**EXTRACTED DATA**
- - -

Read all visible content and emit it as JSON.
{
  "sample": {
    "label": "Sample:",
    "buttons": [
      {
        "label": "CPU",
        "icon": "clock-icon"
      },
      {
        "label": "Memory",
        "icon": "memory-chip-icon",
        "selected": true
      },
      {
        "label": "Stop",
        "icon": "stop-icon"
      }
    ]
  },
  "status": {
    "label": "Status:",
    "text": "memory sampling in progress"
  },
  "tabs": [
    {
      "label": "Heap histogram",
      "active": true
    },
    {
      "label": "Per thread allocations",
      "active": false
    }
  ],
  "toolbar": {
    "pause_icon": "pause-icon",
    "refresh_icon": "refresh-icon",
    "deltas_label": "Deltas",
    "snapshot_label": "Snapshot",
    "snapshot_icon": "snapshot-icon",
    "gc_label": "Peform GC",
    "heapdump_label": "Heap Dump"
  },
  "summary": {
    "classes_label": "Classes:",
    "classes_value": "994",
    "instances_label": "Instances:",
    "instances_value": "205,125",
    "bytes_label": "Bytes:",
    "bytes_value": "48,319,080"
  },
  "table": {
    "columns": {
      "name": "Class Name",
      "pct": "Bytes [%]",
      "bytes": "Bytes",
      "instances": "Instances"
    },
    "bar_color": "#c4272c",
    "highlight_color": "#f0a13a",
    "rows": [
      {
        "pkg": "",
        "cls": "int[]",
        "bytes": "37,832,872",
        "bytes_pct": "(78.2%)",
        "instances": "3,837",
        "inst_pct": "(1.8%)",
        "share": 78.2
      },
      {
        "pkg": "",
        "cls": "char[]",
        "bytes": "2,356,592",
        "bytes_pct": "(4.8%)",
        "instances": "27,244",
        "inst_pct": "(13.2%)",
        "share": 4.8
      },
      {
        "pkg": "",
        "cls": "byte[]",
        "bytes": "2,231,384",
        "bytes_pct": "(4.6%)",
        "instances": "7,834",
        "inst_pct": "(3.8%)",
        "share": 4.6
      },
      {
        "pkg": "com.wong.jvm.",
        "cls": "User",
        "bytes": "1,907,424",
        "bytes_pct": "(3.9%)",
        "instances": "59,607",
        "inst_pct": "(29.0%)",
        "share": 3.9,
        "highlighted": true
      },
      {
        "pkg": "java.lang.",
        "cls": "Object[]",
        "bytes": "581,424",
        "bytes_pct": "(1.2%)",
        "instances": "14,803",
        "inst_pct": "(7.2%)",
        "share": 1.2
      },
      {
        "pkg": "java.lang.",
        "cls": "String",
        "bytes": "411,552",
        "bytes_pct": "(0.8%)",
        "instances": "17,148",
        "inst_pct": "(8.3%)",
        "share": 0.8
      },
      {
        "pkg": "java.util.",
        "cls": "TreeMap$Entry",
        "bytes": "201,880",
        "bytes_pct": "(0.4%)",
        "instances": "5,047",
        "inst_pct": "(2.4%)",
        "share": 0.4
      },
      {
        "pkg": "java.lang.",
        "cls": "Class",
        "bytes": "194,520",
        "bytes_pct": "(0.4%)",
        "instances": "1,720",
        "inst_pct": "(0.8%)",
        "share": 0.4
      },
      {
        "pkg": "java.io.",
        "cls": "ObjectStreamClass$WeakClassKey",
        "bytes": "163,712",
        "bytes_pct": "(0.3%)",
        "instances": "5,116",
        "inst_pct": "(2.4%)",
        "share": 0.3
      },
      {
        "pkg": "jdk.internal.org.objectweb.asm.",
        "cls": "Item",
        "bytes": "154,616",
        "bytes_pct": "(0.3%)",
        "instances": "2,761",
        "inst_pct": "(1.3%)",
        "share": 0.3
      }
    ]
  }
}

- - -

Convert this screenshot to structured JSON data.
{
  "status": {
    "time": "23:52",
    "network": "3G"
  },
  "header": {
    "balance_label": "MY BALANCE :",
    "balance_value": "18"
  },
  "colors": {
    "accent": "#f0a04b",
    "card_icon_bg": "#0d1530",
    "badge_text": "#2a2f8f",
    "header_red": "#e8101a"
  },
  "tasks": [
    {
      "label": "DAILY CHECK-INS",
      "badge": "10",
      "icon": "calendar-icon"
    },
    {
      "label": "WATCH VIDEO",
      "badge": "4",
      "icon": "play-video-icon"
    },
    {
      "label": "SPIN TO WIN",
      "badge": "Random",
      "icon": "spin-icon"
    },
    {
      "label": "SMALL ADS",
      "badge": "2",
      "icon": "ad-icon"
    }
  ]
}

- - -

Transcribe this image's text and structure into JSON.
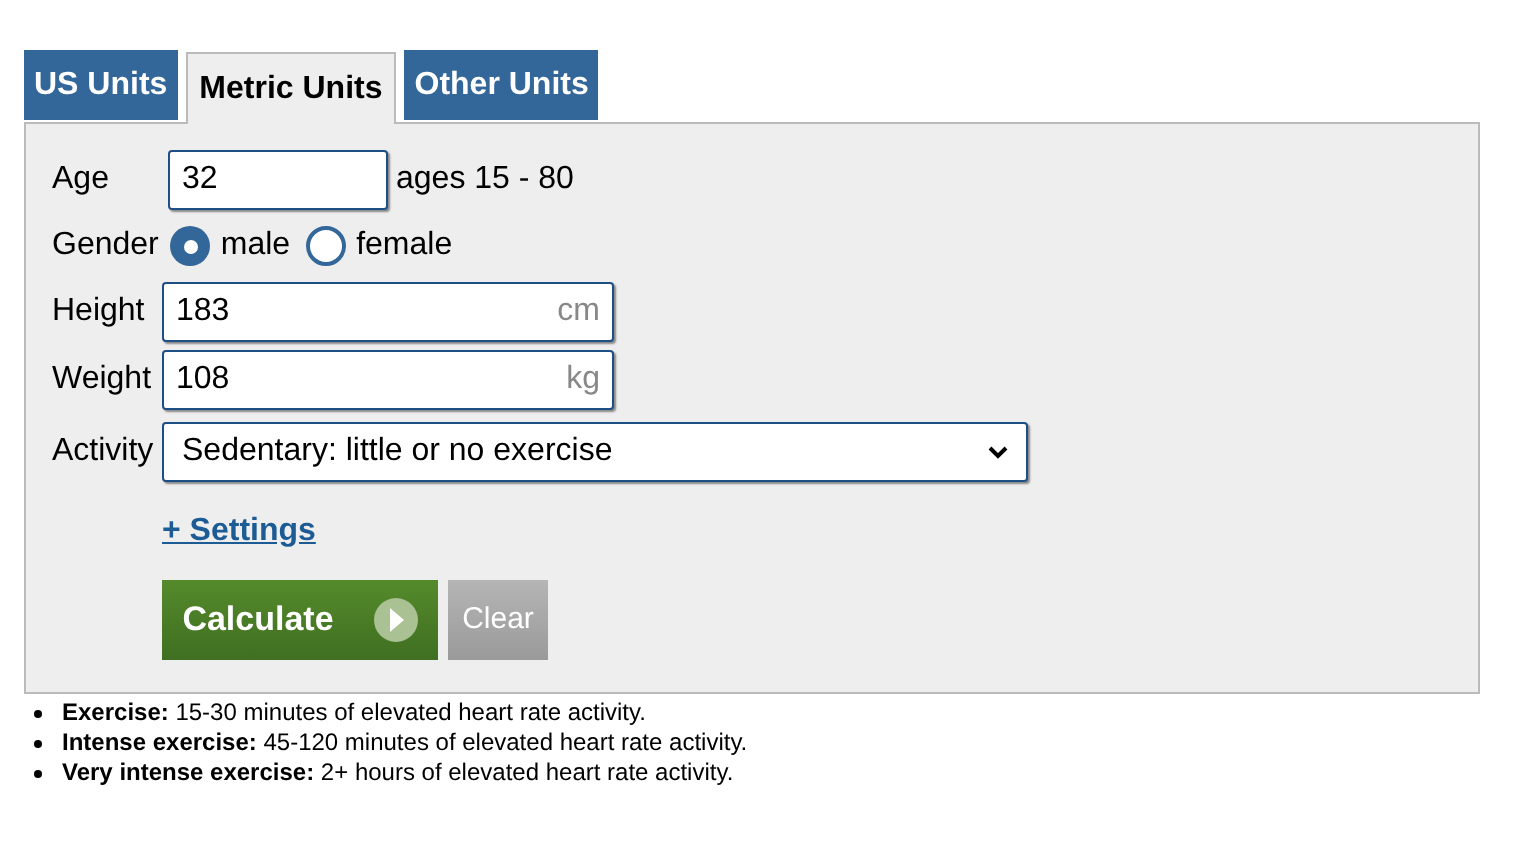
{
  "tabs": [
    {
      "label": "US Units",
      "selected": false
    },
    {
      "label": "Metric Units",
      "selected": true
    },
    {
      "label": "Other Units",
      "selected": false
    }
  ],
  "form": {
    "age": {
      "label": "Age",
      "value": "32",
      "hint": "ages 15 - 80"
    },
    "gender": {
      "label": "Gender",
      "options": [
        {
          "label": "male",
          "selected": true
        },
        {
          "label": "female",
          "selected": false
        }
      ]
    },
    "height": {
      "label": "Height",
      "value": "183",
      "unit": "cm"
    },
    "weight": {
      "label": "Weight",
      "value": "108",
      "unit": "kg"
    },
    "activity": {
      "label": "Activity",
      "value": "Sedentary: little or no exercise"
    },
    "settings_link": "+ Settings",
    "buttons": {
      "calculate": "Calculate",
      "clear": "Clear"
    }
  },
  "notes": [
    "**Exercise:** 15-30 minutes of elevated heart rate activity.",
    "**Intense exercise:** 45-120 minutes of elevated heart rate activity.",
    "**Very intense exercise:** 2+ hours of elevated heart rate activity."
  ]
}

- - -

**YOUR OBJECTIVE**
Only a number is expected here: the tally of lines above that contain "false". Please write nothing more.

**RESPONSE BOX**
4